By Retailers Insurance Company
If your parking lot is putting customers at risk, then you’re also putting your staff at risk.
Parking areas can pose several dangers – a place for slip and falls, or for thieves to pray on shoppers or break into vehicles. In fact, FBI data shows that 4.1% of all crimes occur in parking lots or garages, including many hate crimes and domestic-related assaults on employees.
Good lighting and video cameras are an obvious way to mitigate risk or catch suspects. But what else can you do?
Loss Prevention Magazine suggests dedicating some employees to patrol lots in cars or golf carts that are clearly marked with a strobe light or signage. A patrol person also can help transport customers with bulky items or elderly or disabled customers – common targets for thieves – to their cars.

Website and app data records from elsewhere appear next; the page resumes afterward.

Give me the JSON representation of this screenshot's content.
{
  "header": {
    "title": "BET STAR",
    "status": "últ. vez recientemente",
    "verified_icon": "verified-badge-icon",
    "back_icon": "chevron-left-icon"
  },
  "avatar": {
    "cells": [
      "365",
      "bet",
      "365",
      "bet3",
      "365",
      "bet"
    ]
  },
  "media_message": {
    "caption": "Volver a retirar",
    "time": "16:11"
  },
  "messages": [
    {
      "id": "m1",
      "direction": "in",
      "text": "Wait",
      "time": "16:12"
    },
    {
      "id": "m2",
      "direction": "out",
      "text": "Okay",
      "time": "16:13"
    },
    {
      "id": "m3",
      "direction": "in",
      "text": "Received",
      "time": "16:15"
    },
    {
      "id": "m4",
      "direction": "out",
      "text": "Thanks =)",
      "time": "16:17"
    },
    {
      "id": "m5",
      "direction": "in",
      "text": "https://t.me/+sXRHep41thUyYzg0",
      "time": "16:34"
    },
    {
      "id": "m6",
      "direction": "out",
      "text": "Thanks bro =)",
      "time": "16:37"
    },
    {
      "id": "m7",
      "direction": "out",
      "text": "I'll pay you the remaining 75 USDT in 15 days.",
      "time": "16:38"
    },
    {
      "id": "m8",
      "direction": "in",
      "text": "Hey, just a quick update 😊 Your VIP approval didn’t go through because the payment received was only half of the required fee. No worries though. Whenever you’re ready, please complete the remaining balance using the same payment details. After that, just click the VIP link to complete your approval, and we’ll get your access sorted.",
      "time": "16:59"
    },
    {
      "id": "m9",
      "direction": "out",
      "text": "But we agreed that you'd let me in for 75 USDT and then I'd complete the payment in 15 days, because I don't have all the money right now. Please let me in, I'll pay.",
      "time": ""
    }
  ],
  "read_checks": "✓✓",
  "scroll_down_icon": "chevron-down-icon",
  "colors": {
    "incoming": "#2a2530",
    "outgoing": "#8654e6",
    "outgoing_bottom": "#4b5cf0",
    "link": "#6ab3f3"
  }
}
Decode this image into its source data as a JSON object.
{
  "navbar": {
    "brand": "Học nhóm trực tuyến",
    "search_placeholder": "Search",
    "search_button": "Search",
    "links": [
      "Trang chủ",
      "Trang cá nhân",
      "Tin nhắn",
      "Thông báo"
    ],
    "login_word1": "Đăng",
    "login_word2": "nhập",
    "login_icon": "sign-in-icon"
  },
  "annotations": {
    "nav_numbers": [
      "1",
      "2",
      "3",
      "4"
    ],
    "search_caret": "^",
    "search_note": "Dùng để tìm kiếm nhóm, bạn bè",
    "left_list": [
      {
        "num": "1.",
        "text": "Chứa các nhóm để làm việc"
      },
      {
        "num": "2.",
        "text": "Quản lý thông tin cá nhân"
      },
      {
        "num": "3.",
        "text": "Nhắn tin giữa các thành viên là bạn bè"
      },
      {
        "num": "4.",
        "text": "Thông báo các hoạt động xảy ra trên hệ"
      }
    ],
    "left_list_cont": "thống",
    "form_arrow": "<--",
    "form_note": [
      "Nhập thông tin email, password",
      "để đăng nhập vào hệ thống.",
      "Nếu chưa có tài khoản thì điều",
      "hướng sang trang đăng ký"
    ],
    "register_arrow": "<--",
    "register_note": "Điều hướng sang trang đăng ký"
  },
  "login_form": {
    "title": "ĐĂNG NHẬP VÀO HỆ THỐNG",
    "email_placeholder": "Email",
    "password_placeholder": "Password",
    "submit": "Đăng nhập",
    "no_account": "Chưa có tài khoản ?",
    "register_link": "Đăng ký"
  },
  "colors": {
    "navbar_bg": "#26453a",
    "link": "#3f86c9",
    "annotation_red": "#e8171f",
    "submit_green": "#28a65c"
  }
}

A security professional positioned at the main entrance can also keep an eye on those entering and leaving the store, and take reports from anyone who sees something suspicious in the lot. During busy times, they can also help direct traffic to available parking spaces in crowded lots or garages.
If you haven’t developed a relationship with your local police department or community policing officer, do so now. They can warn you of any rise in crime. In addition, regularly review area crime statistics to help you beef up security if needed. Most municipalities have crimemapping data available through their websites.
For your employees’ sake, Loss Prevention suggests, “Coordinate employee parking with work schedules. For example, assigning all third-shift workers to one parking area makes workers safer because it ensures other workers will be coming and going in the same area of the parking facility at the same time.”
Make sure your security personnel feel free to escort employees who are nervous walking alone to the garage or parking lot, or tell employees to use a buddy system as they leave work if they feel unsafe.